“They’re organized,” she said. “There’s one guy who’s the ringleader. We all know.” The group works together, Perry said, propping up drunk panhandlers, stopping by and collecting money, dropping off or picking up a dog.

Some Whole Food customers have complained about panhandlers.

“We tell them, ‘There’s nothing we can do. They’re on public property,’” Perry said.

Occasionally, panhandling has crept into the Whole Foods parking lot.

“We go out and ask them to leave,” Perry said.

She said panhandling has heated up in the past year.

“For a while, they’d come in here in the winter, buy a six-pack and go through the line. They’re not drunk yet. Then they go out and start the routine.”

Some stumble from the medians into traffic, she said.

“We’ve seen them have confrontations, physical fights” with each other.

Easier to beg than to work?

Fuss said some would rather ask for money than work. Plenty of jobs are available, he said, including at his restaurant.

The Portland job market is getting better, CareerCenter consultant Marty Perlmutter said. In June 2012 there were 650 available jobs; this June there were 1,429, he said. Workers most in demand were office support, production and sales.

Whole Foods is hiring. Most McDonald’s restaurants are hiring. But those jobs come with high expectations.

“They want people who get along with co-workers, workers with a smile and [who] look happy to be there,” Perlmutter said. “If your life isn’t together, it may be difficult to get into that interview mode.”

A national expert on poverty and the homeless, who said banning median panhandling is not the way to go, said it’s easy to cast panhandlers as lazy.

But poverty is more complicated, he said.

“It’s too easy to blame people, rather than the economic and social changes of the last three decades,” said David Wagner, professor of social work and sociology at the University of Southern Maine.

Wagner is the author of several books on the subject.

About 25 percent of homeless people do work, Wagner said, “but many do not look good, smell good. When the employer finds out they are homeless, they often fire them.”

Unlike the factory jobs now long gone, today’s service industry wants “good-looking young women and men” to help customers.

During the recession, the number of poor and homeless people mushroomed. Portland has the second-highest number of homeless in New England, Wagner said.

“We’re sheltering more than 550,” and many more don’t go to shelters, he said. The numbers are higher than cities such as Providence and Hartford.

Wagner is opposed to the median ban.

“Frankly, the city of Portland has not done that much to aid the homeless,” he said.

Part of the problem is unaffordable housing and wages and salaries that have not kept up.

If the city passes the ban, the American Civil Liberties Union of Maine may challenge the law.

“We’re going to very seriously consider bringing it to court,” said Zach Heiden, legal director of the ACLU of Maine. “We’re concerned. I believe it would violate the First Amendment. Traditionally, the courts have been very protective of the rights of people to be in streets, sidewalks, parks and public squares.”

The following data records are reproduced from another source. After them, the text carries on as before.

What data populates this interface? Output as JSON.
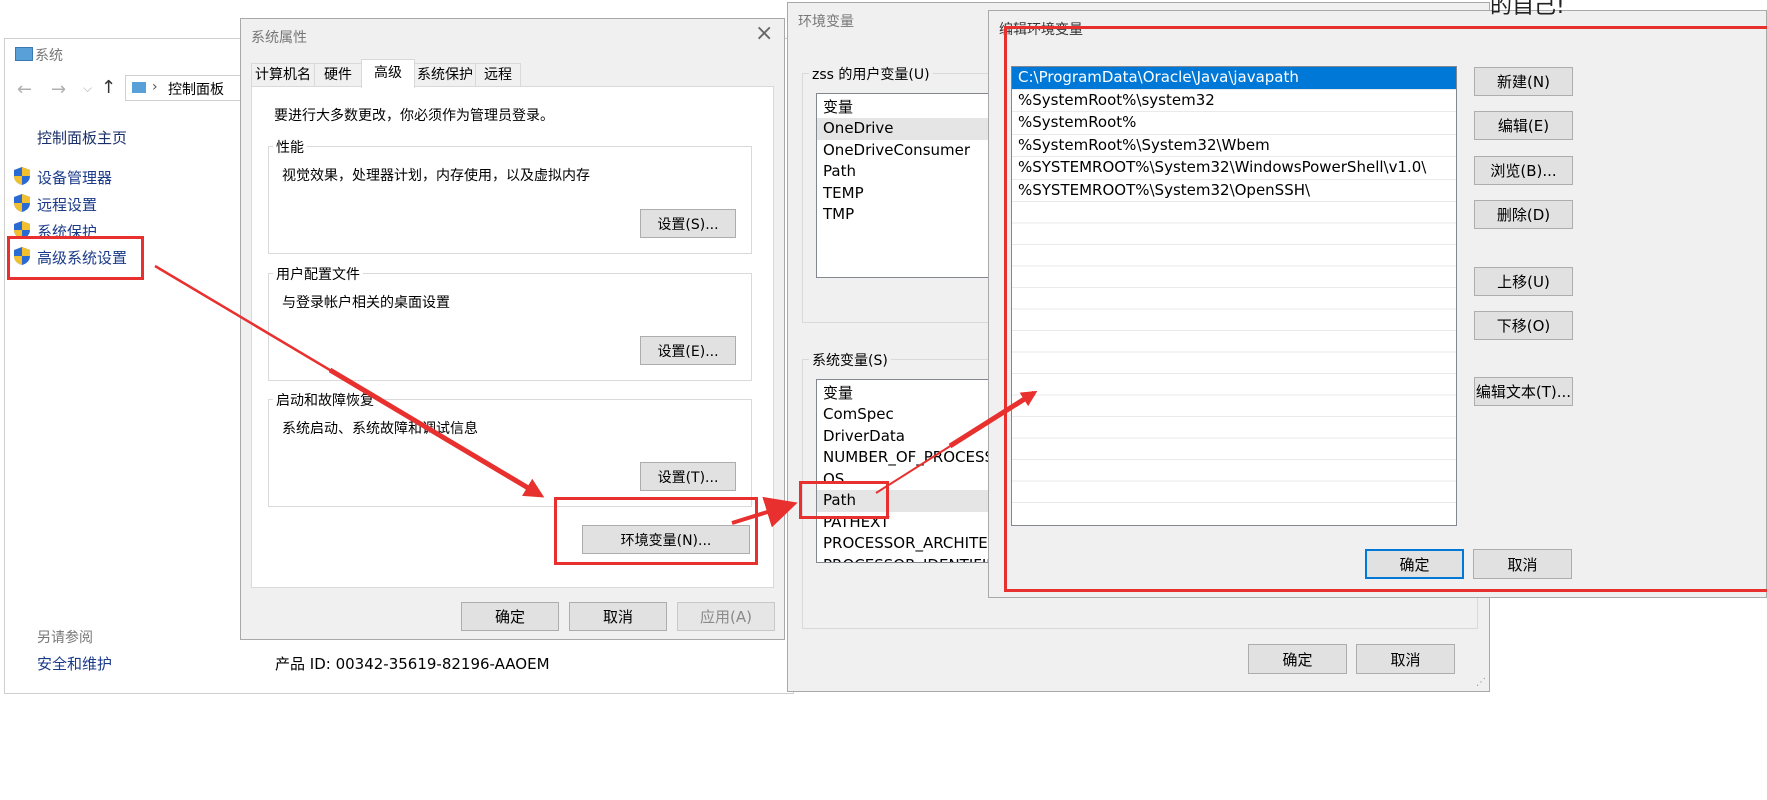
{
  "system_window": {
    "title": "系统",
    "address_label": "控制面板",
    "home_link": "控制面板主页",
    "nav_items": [
      "设备管理器",
      "远程设置",
      "系统保护",
      "高级系统设置"
    ],
    "see_also": "另请参阅",
    "security_link": "安全和维护",
    "product_id": "产品 ID: 00342-35619-82196-AAOEM"
  },
  "sys_props": {
    "title": "系统属性",
    "close": "×",
    "tabs": [
      "计算机名",
      "硬件",
      "高级",
      "系统保护",
      "远程"
    ],
    "admin_note": "要进行大多数更改，你必须作为管理员登录。",
    "perf_label": "性能",
    "perf_desc": "视觉效果，处理器计划，内存使用，以及虚拟内存",
    "perf_btn": "设置(S)...",
    "profile_label": "用户配置文件",
    "profile_desc": "与登录帐户相关的桌面设置",
    "profile_btn": "设置(E)...",
    "startup_label": "启动和故障恢复",
    "startup_desc": "系统启动、系统故障和调试信息",
    "startup_btn": "设置(T)...",
    "env_btn": "环境变量(N)...",
    "ok": "确定",
    "cancel": "取消",
    "apply": "应用(A)"
  },
  "env_vars": {
    "title": "环境变量",
    "user_label": "zss 的用户变量(U)",
    "user_header": "变量",
    "user_vars": [
      "OneDrive",
      "OneDriveConsumer",
      "Path",
      "TEMP",
      "TMP"
    ],
    "sys_label": "系统变量(S)",
    "sys_header": "变量",
    "sys_vars": [
      "ComSpec",
      "DriverData",
      "NUMBER_OF_PROCESSOR",
      "OS",
      "Path",
      "PATHEXT",
      "PROCESSOR_ARCHITECTU",
      "PROCESSOR_IDENTIFIER"
    ],
    "ok": "确定",
    "cancel": "取消"
  },
  "edit_env": {
    "title": "编辑环境变量",
    "paths": [
      "C:\\ProgramData\\Oracle\\Java\\javapath",
      "%SystemRoot%\\system32",
      "%SystemRoot%",
      "%SystemRoot%\\System32\\Wbem",
      "%SYSTEMROOT%\\System32\\WindowsPowerShell\\v1.0\\",
      "%SYSTEMROOT%\\System32\\OpenSSH\\"
    ],
    "new_btn": "新建(N)",
    "edit_btn": "编辑(E)",
    "browse_btn": "浏览(B)...",
    "delete_btn": "删除(D)",
    "up_btn": "上移(U)",
    "down_btn": "下移(O)",
    "edit_text_btn": "编辑文本(T)...",
    "ok": "确定",
    "cancel": "取消"
  },
  "top_fragment": "的自己!",
  "colors": {
    "highlight": "#0078d7",
    "annotation_red": "#e8302e",
    "link": "#1a3a8a"
  }
}
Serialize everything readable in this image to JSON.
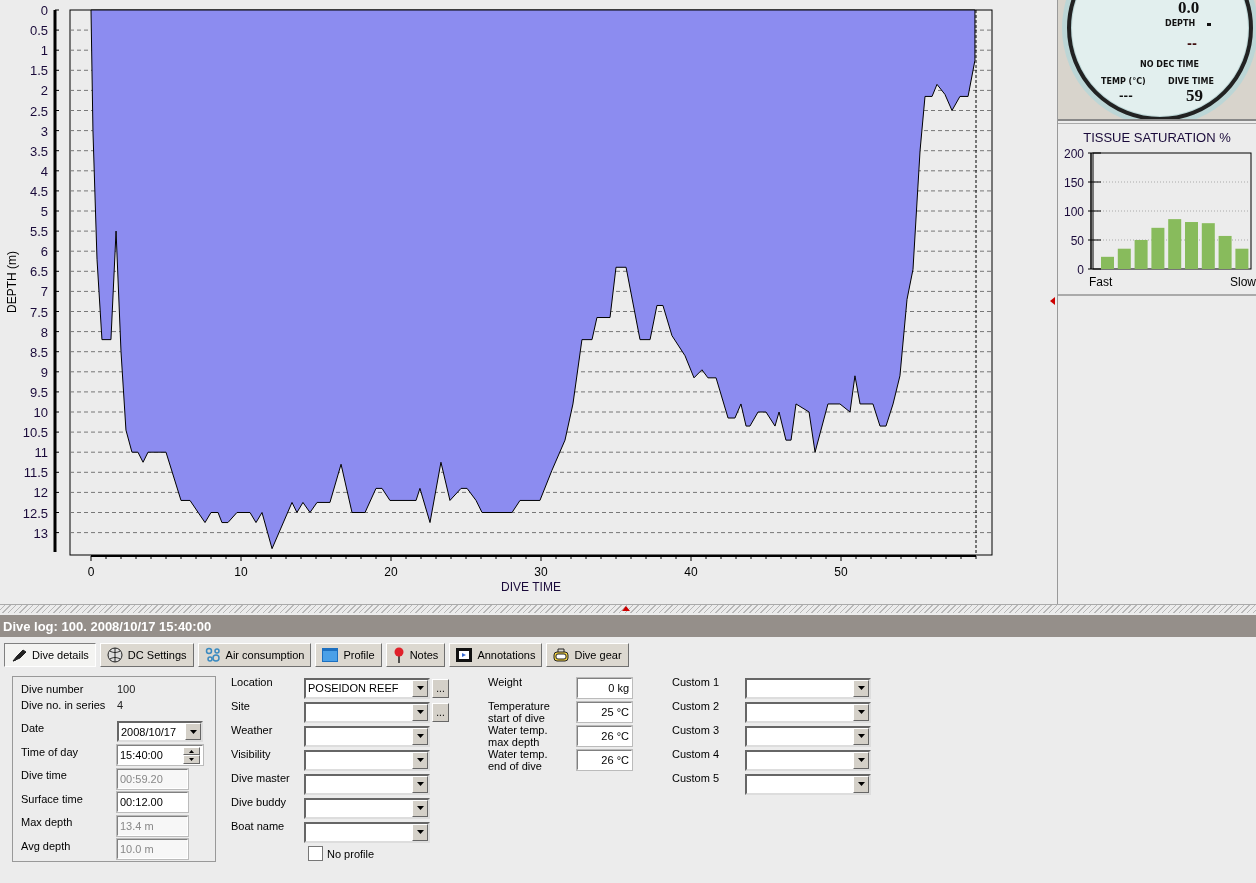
{
  "depth_chart": {
    "chart_data": {
      "type": "area",
      "grid": true,
      "xlabel": "DIVE TIME",
      "ylabel": "DEPTH (m)",
      "xlim": [
        0,
        59
      ],
      "ylim": [
        13.5,
        0
      ],
      "xticks": [
        0,
        10,
        20,
        30,
        40,
        50
      ],
      "yticks": [
        0,
        0.5,
        1,
        1.5,
        2,
        2.5,
        3,
        3.5,
        4,
        4.5,
        5,
        5.5,
        6,
        6.5,
        7,
        7.5,
        8,
        8.5,
        9,
        9.5,
        10,
        10.5,
        11,
        11.5,
        12,
        12.5,
        13
      ],
      "x": [
        0,
        0.13,
        0.4,
        0.73,
        1.33,
        1.67,
        2,
        2.33,
        2.73,
        3.13,
        3.47,
        3.8,
        5,
        6,
        6.6,
        7.6,
        8,
        8.47,
        8.73,
        9.13,
        9.73,
        10.6,
        11,
        11.4,
        12.07,
        13.4,
        13.73,
        14.13,
        14.6,
        15.07,
        15.93,
        16.67,
        17.4,
        18.27,
        19,
        19.4,
        19.93,
        21.67,
        21.93,
        22.6,
        23.33,
        23.93,
        24.67,
        25.07,
        25.67,
        26.07,
        28.07,
        28.6,
        29.93,
        30.73,
        31.6,
        32.13,
        32.73,
        33.4,
        33.73,
        34.6,
        35,
        35.67,
        36.6,
        37.27,
        37.73,
        38.13,
        38.73,
        39.6,
        40.2,
        40.73,
        41.13,
        41.67,
        42.47,
        42.93,
        43.33,
        43.67,
        43.93,
        44.47,
        45,
        45.6,
        45.87,
        46.33,
        46.67,
        47,
        47.87,
        48.27,
        49.13,
        49.93,
        50.6,
        50.93,
        51.27,
        52.13,
        52.6,
        53,
        53.47,
        53.93,
        54.4,
        54.8,
        55.27,
        55.6,
        56.07,
        56.4,
        56.93,
        57.4,
        57.93,
        58.47,
        58.93,
        58.93
      ],
      "series": [
        {
          "color": "#8c8cf0",
          "values": [
            0,
            3,
            6.2,
            8.2,
            8.2,
            5.5,
            8.5,
            10.45,
            11,
            11,
            11.25,
            11,
            11,
            12.2,
            12.2,
            12.75,
            12.5,
            12.5,
            12.75,
            12.75,
            12.5,
            12.5,
            12.75,
            12.5,
            13.4,
            12.25,
            12.5,
            12.25,
            12.5,
            12.25,
            12.25,
            11.3,
            12.5,
            12.5,
            11.9,
            11.9,
            12.2,
            12.2,
            11.9,
            12.75,
            11.25,
            12.2,
            11.9,
            11.9,
            12.2,
            12.5,
            12.5,
            12.2,
            12.2,
            11.45,
            10.7,
            9.8,
            8.2,
            8.2,
            7.65,
            7.65,
            6.4,
            6.4,
            8.2,
            8.2,
            7.35,
            7.35,
            8.1,
            8.6,
            9.15,
            8.95,
            9.15,
            9.15,
            10.15,
            10.15,
            9.8,
            10.35,
            10.35,
            10,
            10,
            10.35,
            10,
            10.7,
            10.7,
            9.8,
            10,
            11,
            9.8,
            9.8,
            10,
            9.1,
            9.8,
            9.8,
            10.35,
            10.35,
            9.8,
            9.1,
            7.2,
            6.45,
            3.5,
            2.15,
            2.15,
            1.85,
            2.1,
            2.5,
            2.15,
            2.15,
            1.25,
            0
          ]
        }
      ]
    }
  },
  "gauge": {
    "depth": "0.0",
    "depth_label": "DEPTH",
    "deco": "--",
    "deco_label": "NO DEC TIME",
    "temp_label": "TEMP (°C)",
    "temp": "---",
    "time_label": "DIVE TIME",
    "time": "59"
  },
  "tissue": {
    "chart_data": {
      "type": "bar",
      "title": "TISSUE SATURATION %",
      "grid": true,
      "ylim": [
        0,
        200
      ],
      "yticks": [
        0,
        50,
        100,
        150,
        200
      ],
      "values": [
        21,
        35,
        50,
        71,
        86,
        81,
        79,
        57,
        35
      ],
      "color": "#88bb5c",
      "annotations": [
        "Fast",
        "Slow"
      ]
    }
  },
  "log_title": "Dive log: 100. 2008/10/17 15:40:00",
  "tabs": [
    {
      "label": "Dive details",
      "selected": true
    },
    {
      "label": "DC Settings",
      "selected": false
    },
    {
      "label": "Air consumption",
      "selected": false
    },
    {
      "label": "Profile",
      "selected": false
    },
    {
      "label": "Notes",
      "selected": false
    },
    {
      "label": "Annotations",
      "selected": false
    },
    {
      "label": "Dive gear",
      "selected": false
    }
  ],
  "details": [
    {
      "kind": "static",
      "label": "Dive number",
      "value": "100"
    },
    {
      "kind": "static",
      "label": "Dive no. in series",
      "value": "4"
    },
    {
      "kind": "date",
      "label": "Date",
      "value": "2008/10/17",
      "disabled": false
    },
    {
      "kind": "spin",
      "label": "Time of day",
      "value": "15:40:00",
      "disabled": false
    },
    {
      "kind": "text",
      "label": "Dive time",
      "value": "00:59.20",
      "disabled": true
    },
    {
      "kind": "text",
      "label": "Surface time",
      "value": "00:12.00",
      "disabled": false
    },
    {
      "kind": "text",
      "label": "Max depth",
      "value": "13.4 m",
      "disabled": true
    },
    {
      "kind": "text",
      "label": "Avg depth",
      "value": "10.0 m",
      "disabled": true
    }
  ],
  "place_fields": [
    {
      "label": "Location",
      "value": "POSEIDON REEF",
      "browse": "..."
    },
    {
      "label": "Site",
      "browse": "..."
    },
    {
      "label": "Weather"
    },
    {
      "label": "Visibility"
    },
    {
      "label": "Dive master"
    },
    {
      "label": "Dive buddy"
    },
    {
      "label": "Boat name"
    }
  ],
  "no_profile": {
    "label": "No profile",
    "checked": false
  },
  "measure_fields": [
    {
      "label": "Weight",
      "value": "0 kg"
    },
    {
      "label": "Temperature start of dive",
      "value": "25 °C"
    },
    {
      "label": "Water temp. max depth",
      "value": "26 °C"
    },
    {
      "label": "Water temp. end of dive",
      "value": "26 °C"
    }
  ],
  "custom_fields": [
    {
      "label": "Custom 1"
    },
    {
      "label": "Custom 2"
    },
    {
      "label": "Custom 3"
    },
    {
      "label": "Custom 4"
    },
    {
      "label": "Custom 5"
    }
  ]
}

If the city wants to restrict the right to free expression, “it needs to do so in a carefully crafted manner,” Heiden said, explaining that the proposed ordinance may be too broad to survive a challenge.

The courts may allow regulation of median-standing in certain places and times, Heiden said. But the proposed ordinance would apply to all median strips all over the city at all times.

“It’s too broad,” he said.